Can Taiwan create a low-carbon economy without nuclear energy? One MIT researcher finds out.
After the 2011 Fukushima nuclear disaster, energy experts and policymakers around the world began to reassess the future of nuclear power. Countries, including Japan and Germany, have since scaled back or plan to shut down their nuclear power — sparking a global debate on how nations will replace nuclear.
Taiwan is just one country where this intense debate is unfolding. Yen-Heng Henry Chen, a Taiwan native and research scientist at MIT’s Joint Program on the Science and Policy of Global Change, decided to look at how the nation’s economy and emissions reduction strategies might be affected by future changes to Taiwanese nuclear energy policies.
“There has been little research on the interactions between non-nuclear and low-carbon policies,” Chen says. “Taiwan has a small economy and limited natural resources, making it an interesting case study for other countries looking for ways to cut carbon emissions with or without nuclear power.”
The Taiwanese government aims to cut its CO2 emissions in half (from 2000 levels) by 2050. One way they had planned to do this was through nuclear power. Taiwan currently has three nuclear power plants, with plans to bring a fourth plant, the Longmen Nuclear Power Station, online in 2015. This tightly populated country has more than nine million residents within 50 miles of its three existing nuclear reactors. Because Taiwan is similar in topography and fault lines to Japan, the prospect of the new plant — and perhaps others to come — has raised public concerns about the safety of nuclear power.
“After the Fukushima accident, more than 60 percent of the Taiwanese population was against the construction of a new nuclear power plant according to a recent poll,” Chen says. “I wanted to know what it would mean for the Taiwanese economy and the government’s emissions reduction targets if they were to eliminate or reduce nuclear power.”
Taiwan currently imports 99 percent of its energy, which includes oil, natural gas, coal and nuclear.

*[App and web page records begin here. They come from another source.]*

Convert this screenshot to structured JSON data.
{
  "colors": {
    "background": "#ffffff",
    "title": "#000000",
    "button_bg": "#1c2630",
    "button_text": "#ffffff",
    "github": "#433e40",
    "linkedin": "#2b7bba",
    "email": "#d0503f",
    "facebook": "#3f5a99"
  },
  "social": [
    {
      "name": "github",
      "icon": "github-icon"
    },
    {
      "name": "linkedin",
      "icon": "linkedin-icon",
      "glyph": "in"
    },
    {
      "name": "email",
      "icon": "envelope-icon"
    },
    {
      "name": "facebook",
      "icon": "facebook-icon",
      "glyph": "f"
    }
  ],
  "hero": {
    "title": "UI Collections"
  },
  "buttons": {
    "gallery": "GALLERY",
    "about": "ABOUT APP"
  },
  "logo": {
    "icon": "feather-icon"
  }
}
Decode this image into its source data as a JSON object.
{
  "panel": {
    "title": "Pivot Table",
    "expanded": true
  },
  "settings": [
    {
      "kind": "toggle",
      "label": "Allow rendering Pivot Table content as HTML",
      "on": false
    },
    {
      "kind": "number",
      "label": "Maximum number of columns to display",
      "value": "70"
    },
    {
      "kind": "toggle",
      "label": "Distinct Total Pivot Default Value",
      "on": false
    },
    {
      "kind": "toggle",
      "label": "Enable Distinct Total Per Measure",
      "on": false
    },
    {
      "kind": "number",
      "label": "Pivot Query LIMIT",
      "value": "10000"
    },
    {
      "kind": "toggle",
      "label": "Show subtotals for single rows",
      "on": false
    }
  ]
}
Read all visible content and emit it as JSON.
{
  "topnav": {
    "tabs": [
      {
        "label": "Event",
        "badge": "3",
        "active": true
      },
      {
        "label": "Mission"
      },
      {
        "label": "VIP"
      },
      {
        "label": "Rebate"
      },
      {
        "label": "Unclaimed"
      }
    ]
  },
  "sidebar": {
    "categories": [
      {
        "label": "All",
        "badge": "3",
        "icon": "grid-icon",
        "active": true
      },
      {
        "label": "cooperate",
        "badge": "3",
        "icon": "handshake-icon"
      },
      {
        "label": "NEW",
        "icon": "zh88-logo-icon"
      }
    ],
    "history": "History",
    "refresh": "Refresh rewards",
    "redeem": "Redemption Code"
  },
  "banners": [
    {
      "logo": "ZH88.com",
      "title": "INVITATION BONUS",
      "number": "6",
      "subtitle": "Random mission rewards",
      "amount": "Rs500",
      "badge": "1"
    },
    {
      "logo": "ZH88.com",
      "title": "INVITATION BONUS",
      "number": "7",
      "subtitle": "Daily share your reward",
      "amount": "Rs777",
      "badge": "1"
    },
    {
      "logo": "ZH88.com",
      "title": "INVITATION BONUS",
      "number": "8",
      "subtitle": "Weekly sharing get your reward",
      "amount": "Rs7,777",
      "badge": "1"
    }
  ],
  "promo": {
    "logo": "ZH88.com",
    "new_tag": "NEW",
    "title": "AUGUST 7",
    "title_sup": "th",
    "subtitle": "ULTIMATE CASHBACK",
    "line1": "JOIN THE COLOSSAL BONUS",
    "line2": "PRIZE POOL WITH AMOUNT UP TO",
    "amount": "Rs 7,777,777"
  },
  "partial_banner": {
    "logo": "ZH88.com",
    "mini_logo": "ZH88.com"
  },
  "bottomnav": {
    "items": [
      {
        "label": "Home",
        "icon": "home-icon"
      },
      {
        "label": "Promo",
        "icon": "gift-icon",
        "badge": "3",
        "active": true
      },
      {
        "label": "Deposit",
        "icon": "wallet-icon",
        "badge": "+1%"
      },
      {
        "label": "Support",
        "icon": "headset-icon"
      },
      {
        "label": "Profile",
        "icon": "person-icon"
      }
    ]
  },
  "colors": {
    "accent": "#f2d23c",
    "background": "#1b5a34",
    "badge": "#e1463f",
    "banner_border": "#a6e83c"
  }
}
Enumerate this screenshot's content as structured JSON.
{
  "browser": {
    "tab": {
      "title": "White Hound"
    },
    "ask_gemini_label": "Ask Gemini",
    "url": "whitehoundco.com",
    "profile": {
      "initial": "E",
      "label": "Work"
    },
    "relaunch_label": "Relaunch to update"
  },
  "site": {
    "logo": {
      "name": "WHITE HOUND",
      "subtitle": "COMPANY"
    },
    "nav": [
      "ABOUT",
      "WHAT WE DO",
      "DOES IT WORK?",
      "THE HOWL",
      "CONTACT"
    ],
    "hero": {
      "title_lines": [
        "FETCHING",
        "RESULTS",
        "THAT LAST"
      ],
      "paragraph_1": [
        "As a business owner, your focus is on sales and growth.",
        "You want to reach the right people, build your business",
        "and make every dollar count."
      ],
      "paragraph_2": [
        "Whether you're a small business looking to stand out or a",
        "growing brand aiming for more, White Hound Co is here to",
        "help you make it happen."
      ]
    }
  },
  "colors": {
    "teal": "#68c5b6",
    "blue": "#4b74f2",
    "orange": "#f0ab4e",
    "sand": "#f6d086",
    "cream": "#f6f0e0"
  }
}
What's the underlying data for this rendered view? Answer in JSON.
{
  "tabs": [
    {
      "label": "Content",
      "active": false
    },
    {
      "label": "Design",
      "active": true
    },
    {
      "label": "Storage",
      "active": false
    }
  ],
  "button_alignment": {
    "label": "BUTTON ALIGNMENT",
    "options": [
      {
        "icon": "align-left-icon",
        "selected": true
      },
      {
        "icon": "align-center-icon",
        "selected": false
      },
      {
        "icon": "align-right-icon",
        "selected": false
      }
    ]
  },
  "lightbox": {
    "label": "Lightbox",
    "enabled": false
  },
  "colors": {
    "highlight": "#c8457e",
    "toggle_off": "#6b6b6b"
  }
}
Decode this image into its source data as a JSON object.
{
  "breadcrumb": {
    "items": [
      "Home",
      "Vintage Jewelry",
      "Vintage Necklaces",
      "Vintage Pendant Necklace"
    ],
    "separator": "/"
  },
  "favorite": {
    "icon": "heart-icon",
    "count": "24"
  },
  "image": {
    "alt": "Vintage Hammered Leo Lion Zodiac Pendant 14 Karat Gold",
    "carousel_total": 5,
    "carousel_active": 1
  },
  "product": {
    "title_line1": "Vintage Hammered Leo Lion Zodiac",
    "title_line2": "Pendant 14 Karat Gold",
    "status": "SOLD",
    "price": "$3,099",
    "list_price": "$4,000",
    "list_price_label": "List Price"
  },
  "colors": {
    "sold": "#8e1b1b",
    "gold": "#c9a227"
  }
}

Because the opportunities for alternative low-carbon energies such as solar, wind and hydro are limited, Chen conducted an economy-wide analysis that explored other ways to reduce carbon emissions: nuclear power, a carbon tax, and carbon capture and storage (CCS) technology.
When implementing a low-carbon and non-nuclear policy, without the availability of CCS (which is not yet cost-effective at a large scale), Chen finds that by 2050 GDP would drop by about 20 percent. If CCS were to become more cost-effective and could be added to the low-carbon strategy, GDP would drop by less than 10 percent. But the least expensive way to pursue a low-carbon policy, Chen finds, would be to expand nuclear capacity in addition to adopting CCS. If nuclear capacity was tripled (compared to current levels) and CCS option was feasible, by 2050 GDP loss would be reduced to around five percent.
Absent nuclear power and CCS, “Taiwan needs to convert its industrial structure into a much less energy intensive one if the country is serious about achieving a low-carbon environment,” Chen says. Taiwan’s industrial sector accounts for almost half of the country’s energy demands.
Costs could be lowered for industry and consumers if Taiwan were able to join an international emissions trading system — which Chen looks forward to exploring further in future research.
Until such an international trading system exists, “This case study can help policymakers better understand the costs of cutting CO2 emissions without nuclear energy,” Chen says, “as nuclear power becomes a less viable energy solution in Taiwan and around the world.”
Reprinted with permission of MIT News